▶ _YOUR TASK_: Print out the entries exactly, and include each one.

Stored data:
=== Section Start ===
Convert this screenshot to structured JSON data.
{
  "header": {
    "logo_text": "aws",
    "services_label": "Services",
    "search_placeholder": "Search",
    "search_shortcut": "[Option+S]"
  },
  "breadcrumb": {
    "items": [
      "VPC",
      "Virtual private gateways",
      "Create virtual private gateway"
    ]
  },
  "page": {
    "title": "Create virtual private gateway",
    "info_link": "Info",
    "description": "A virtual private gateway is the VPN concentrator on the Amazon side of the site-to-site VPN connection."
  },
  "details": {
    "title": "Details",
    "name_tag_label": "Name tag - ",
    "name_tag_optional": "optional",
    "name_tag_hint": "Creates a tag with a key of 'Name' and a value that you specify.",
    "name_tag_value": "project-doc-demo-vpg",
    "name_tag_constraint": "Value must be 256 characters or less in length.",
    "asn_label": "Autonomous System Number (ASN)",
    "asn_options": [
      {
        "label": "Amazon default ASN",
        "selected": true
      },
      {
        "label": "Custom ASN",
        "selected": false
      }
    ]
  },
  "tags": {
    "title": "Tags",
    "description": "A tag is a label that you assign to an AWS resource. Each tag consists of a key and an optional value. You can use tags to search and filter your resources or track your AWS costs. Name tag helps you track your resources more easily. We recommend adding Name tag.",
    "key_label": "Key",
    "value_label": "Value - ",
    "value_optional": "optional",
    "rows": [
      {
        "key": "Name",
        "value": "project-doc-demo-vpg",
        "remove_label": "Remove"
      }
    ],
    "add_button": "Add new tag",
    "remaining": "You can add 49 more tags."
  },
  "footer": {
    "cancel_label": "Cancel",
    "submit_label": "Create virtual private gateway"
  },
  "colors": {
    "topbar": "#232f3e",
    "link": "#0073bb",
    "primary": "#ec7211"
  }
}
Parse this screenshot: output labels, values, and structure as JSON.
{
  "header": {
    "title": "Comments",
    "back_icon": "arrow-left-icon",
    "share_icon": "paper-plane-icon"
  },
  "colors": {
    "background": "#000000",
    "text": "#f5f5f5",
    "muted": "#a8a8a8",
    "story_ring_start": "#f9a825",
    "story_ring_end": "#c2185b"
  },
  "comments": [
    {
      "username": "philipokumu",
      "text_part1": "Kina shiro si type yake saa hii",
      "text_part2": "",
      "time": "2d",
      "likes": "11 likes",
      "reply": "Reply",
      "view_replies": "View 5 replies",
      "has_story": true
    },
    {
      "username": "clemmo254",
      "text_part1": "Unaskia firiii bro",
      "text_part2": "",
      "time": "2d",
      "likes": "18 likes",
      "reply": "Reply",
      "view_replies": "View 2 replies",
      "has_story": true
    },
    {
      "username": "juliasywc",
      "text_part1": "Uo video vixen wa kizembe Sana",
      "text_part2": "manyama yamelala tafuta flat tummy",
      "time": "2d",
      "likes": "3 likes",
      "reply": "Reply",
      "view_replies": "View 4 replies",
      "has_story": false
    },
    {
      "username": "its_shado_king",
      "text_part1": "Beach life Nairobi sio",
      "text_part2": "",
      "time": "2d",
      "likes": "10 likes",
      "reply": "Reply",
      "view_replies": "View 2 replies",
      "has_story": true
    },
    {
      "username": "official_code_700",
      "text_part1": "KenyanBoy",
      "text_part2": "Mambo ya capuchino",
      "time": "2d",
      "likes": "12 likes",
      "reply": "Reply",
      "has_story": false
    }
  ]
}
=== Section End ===
▶ _ANSWER TO THIS PROBLEM_:
Convert this screenshot to structured JSON data.
{
  "header": {
    "logo_text": "aws",
    "services_label": "Services",
    "search_placeholder": "Search",
    "search_shortcut": "[Option+S]"
  },
  "breadcrumb": {
    "items": [
      "VPC",
      "Virtual private gateways",
      "Create virtual private gateway"
    ]
  },
  "page": {
    "title": "Create virtual private gateway",
    "info_link": "Info",
    "description": "A virtual private gateway is the VPN concentrator on the Amazon side of the site-to-site VPN connection."
  },
  "details": {
    "title": "Details",
    "name_tag_label": "Name tag - ",
    "name_tag_optional": "optional",
    "name_tag_hint": "Creates a tag with a key of 'Name' and a value that you specify.",
    "name_tag_value": "project-doc-demo-vpg",
    "name_tag_constraint": "Value must be 256 characters or less in length.",
    "asn_label": "Autonomous System Number (ASN)",
    "asn_options": [
      {
        "label": "Amazon default ASN",
        "selected": true
      },
      {
        "label": "Custom ASN",
        "selected": false
      }
    ]
  },
  "tags": {
    "title": "Tags",
    "description": "A tag is a label that you assign to an AWS resource. Each tag consists of a key and an optional value. You can use tags to search and filter your resources or track your AWS costs. Name tag helps you track your resources more easily. We recommend adding Name tag.",
    "key_label": "Key",
    "value_label": "Value - ",
    "value_optional": "optional",
    "rows": [
      {
        "key": "Name",
        "value": "project-doc-demo-vpg",
        "remove_label": "Remove"
      }
    ],
    "add_button": "Add new tag",
    "remaining": "You can add 49 more tags."
  },
  "footer": {
    "cancel_label": "Cancel",
    "submit_label": "Create virtual private gateway"
  },
  "colors": {
    "topbar": "#232f3e",
    "link": "#0073bb",
    "primary": "#ec7211"
  }
}
Parse this screenshot: output labels, values, and structure as JSON.
{
  "header": {
    "title": "Comments",
    "back_icon": "arrow-left-icon",
    "share_icon": "paper-plane-icon"
  },
  "colors": {
    "background": "#000000",
    "text": "#f5f5f5",
    "muted": "#a8a8a8",
    "story_ring_start": "#f9a825",
    "story_ring_end": "#c2185b"
  },
  "comments": [
    {
      "username": "philipokumu",
      "text_part1": "Kina shiro si type yake saa hii",
      "text_part2": "",
      "time": "2d",
      "likes": "11 likes",
      "reply": "Reply",
      "view_replies": "View 5 replies",
      "has_story": true
    },
    {
      "username": "clemmo254",
      "text_part1": "Unaskia firiii bro",
      "text_part2": "",
      "time": "2d",
      "likes": "18 likes",
      "reply": "Reply",
      "view_replies": "View 2 replies",
      "has_story": true
    },
    {
      "username": "juliasywc",
      "text_part1": "Uo video vixen wa kizembe Sana",
      "text_part2": "manyama yamelala tafuta flat tummy",
      "time": "2d",
      "likes": "3 likes",
      "reply": "Reply",
      "view_replies": "View 4 replies",
      "has_story": false
    },
    {
      "username": "its_shado_king",
      "text_part1": "Beach life Nairobi sio",
      "text_part2": "",
      "time": "2d",
      "likes": "10 likes",
      "reply": "Reply",
      "view_replies": "View 2 replies",
      "has_story": true
    },
    {
      "username": "official_code_700",
      "text_part1": "KenyanBoy",
      "text_part2": "Mambo ya capuchino",
      "time": "2d",
      "likes": "12 likes",
      "reply": "Reply",
      "has_story": false
    }
  ]
}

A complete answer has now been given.